Target’s Food + Future CoLab has been exploring the idea of urban farming since last November, and they are now planning to build their own vertical farms. This technique involves growing plants and vegetables in climate-controlled indoor facilities.
Casey Carl, Target’s chief strategy and innovation officer, told Business Insider that they intend to fill their stores with fresh produce.
“Down the road, it’s something where potentially part of our food supply that we have on our shelves is stuff that we’ve grown ourselves.”
Vertical farming, experts believe, will soon see a massive growth spurt as urban populations grow and consumers become more conscious about where and how their food is produced.
This farming technique uses less water, takes up less space, avoids weather-related risks, rejects the use of pesticides, and shortens the distance between the farmers and the consumers.
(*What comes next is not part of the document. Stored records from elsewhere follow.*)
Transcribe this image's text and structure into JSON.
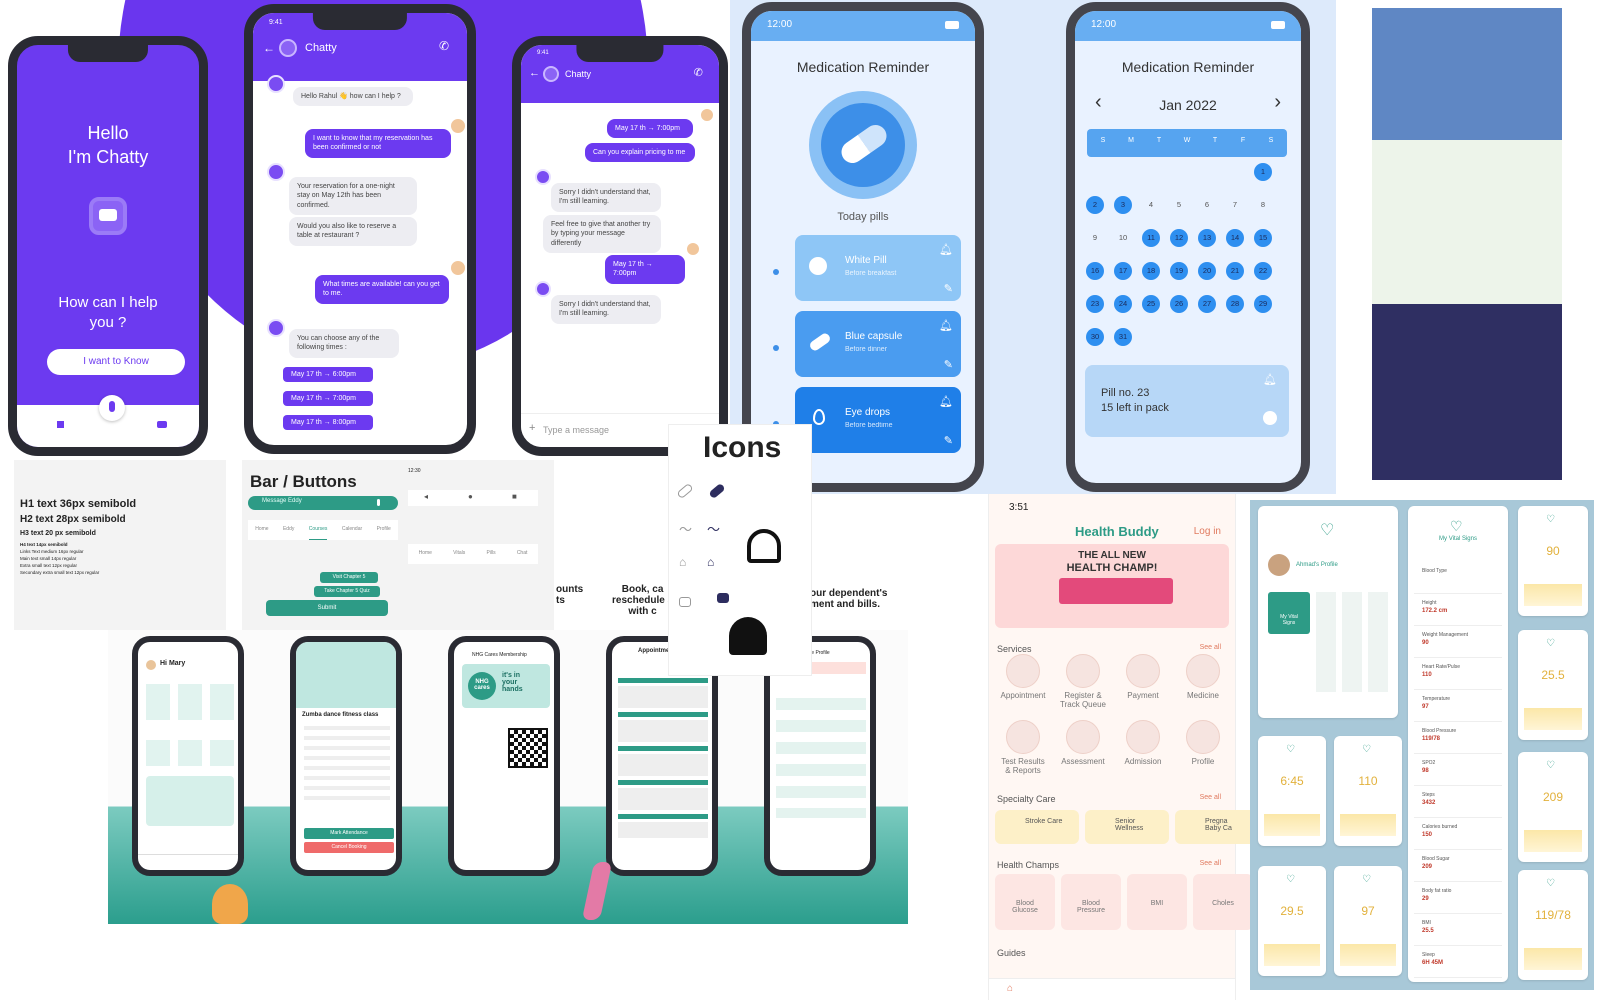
{
  "chatty": {
    "status_time": "9:41",
    "greeting_line1": "Hello",
    "greeting_line2": "I'm Chatty",
    "help_line1": "How can I help",
    "help_line2": "you ?",
    "cta": "I want to Know",
    "header_name": "Chatty",
    "msg_hello": "Hello Rahul 👋 how can I help ?",
    "msg_user1": "I want to know that my reservation has been confirmed or not",
    "msg_confirm": "Your reservation for a one-night stay on May 12th has been confirmed.",
    "msg_reserve": "Would you also like to reserve a table at restaurant ?",
    "msg_user2": "What times are available! can you get to me.",
    "msg_choose": "You can choose any of the following times :",
    "slot1": "May 17 th  →  6:00pm",
    "slot2": "May 17 th  →  7:00pm",
    "slot3": "May 17 th  →  8:00pm",
    "r_user1": "May 17 th  →  7:00pm",
    "r_user2": "Can you explain pricing to me",
    "r_bot1": "Sorry I didn't understand that, I'm still learning.",
    "r_bot2": "Feel free to give that another try by typing your message differently",
    "r_user3": "May 17 th  →  7:00pm",
    "r_bot3": "Sorry I didn't understand that, I'm still learning.",
    "type_placeholder": "Type a message"
  },
  "medication": {
    "time": "12:00",
    "title": "Medication Reminder",
    "today": "Today pills",
    "pills": [
      {
        "name": "White Pill",
        "note": "Before breakfast"
      },
      {
        "name": "Blue capsule",
        "note": "Before dinner"
      },
      {
        "name": "Eye drops",
        "note": "Before bedtime"
      }
    ],
    "month": "Jan 2022",
    "weekdays": [
      "S",
      "M",
      "T",
      "W",
      "T",
      "F",
      "S"
    ],
    "pill_line1": "Pill no. 23",
    "pill_line2": "15 left in pack"
  },
  "palette": [
    "#5f87c4",
    "#edf4ea",
    "#2f2f62"
  ],
  "typography": {
    "h1": "H1 text 36px semibold",
    "h2": "H2 text 28px semibold",
    "h3": "H3 text 20 px semibold",
    "lines": [
      "H4 text 14px semibold",
      "Links Text medium 16px regular",
      "Main text small 14px regular",
      "Extra small text 12px regular",
      "Secondary extra small text 12px regular"
    ]
  },
  "bars": {
    "title": "Bar / Buttons",
    "time": "12:30",
    "search": "Message Eddy",
    "nav1": [
      "Home",
      "Eddy",
      "Courses",
      "Calendar",
      "Profile"
    ],
    "nav2": [
      "Home",
      "Vitals",
      "Pills",
      "Chat"
    ],
    "btn1": "Visit Chapter 5",
    "btn2": "Take Chapter 5 Quiz",
    "btn3": "Submit"
  },
  "icons": {
    "title": "Icons"
  },
  "nhg": {
    "partial1": "ounts\nts",
    "partial2": "Book, ca\nreschedule a\nwith c",
    "partial3": "our dependent's\nment and bills.",
    "greet": "Hi Mary",
    "event": "Zumba dance fitness class",
    "membership": "NHG Cares Membership",
    "logo1": "NHG\ncares",
    "logo2": "it's in\nyour\nhands",
    "mark_btn": "Mark Attendance",
    "cancel_btn": "Cancel Booking",
    "appts": "Appointments",
    "profile": "Manage Profile"
  },
  "health": {
    "time": "3:51",
    "brand": "Health Buddy",
    "login": "Log in",
    "banner1": "THE ALL NEW",
    "banner2": "HEALTH CHAMP!",
    "services": "Services",
    "see_all": "See all",
    "icons1": [
      "Appointment",
      "Register &\nTrack Queue",
      "Payment",
      "Medicine"
    ],
    "icons2": [
      "Test Results\n& Reports",
      "Assessment",
      "Admission",
      "Profile"
    ],
    "specialty": "Specialty Care",
    "spec_items": [
      "Stroke Care",
      "Senior\nWellness",
      "Pregna\nBaby Ca"
    ],
    "champs": "Health Champs",
    "champ_items": [
      "Blood\nGlucose",
      "Blood\nPressure",
      "BMI",
      "Choles"
    ],
    "guides": "Guides"
  },
  "vitals": {
    "profile_name": "Ahmad's Profile",
    "title": "My Vital Signs",
    "vital_tile": "My Vital\nSigns",
    "rows": [
      "Blood Type",
      "Height",
      "Weight Management",
      "Heart Rate/Pulse",
      "Temperature",
      "Blood Pressure",
      "SPO2",
      "Steps",
      "Calories burned",
      "Blood Sugar",
      "Body fat ratio",
      "BMI",
      "Sleep"
    ],
    "values": [
      "90",
      "25.5",
      "209",
      "119/78",
      "6:45",
      "110",
      "29.5",
      "97"
    ],
    "row_vals": [
      "172.2 cm",
      "90",
      "110",
      "97",
      "119/78",
      "98",
      "3432",
      "150",
      "209",
      "29",
      "25.5",
      "6H 45M"
    ]
  }
}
“Vertical farming is genius,” commented Jasmine Glasheen, publishing editor of Off-Price Retailing Magazine. “Vertical farms are more resistant to climate changes and storms. Plus the holistic aesthetic of an organic vertical farm will allow Target to compete for natural foods customers.”
One has to wonder how this will affect business for the already-established natural farms. There are currently about 2,102,010 farms in the U.S., totaling to roughly 920 million acres of farmland across the country. If agriculture is eventually brought indoors and streamlined in the form of vertical farms, will this put millions of farmers out of work?
Of course, this shift would take decades to fully accomplish, but if Target’s indoor farming ends up as popular as the retail industry predicts it to be, vertical farming could be the revolution few people saw coming.
On the other hand, some industry experts are skeptical. Peter Sobotta, founder and CEO of Return Logic has had his doubts that something of this magnitude could be pulled off successfully in this day and age.
“Good for marketing and PR, but the scalability, execution and ultimate the ROI may prove to be a significant challenge,” he said.
President of Humetrics Mel Kleinman noted that vertical farming is nothing new.
“Fiesta Supermarket built a store in Houston more than 30 years ago with a vertical garden,” he said. “It looked great, got a lot of attention and cost a lot of money. Five years after they opened that store the garden was gone.”
Regardless, Target is moving forward with their in-house vertical farming initiative, which is expected to be up and running this coming spring.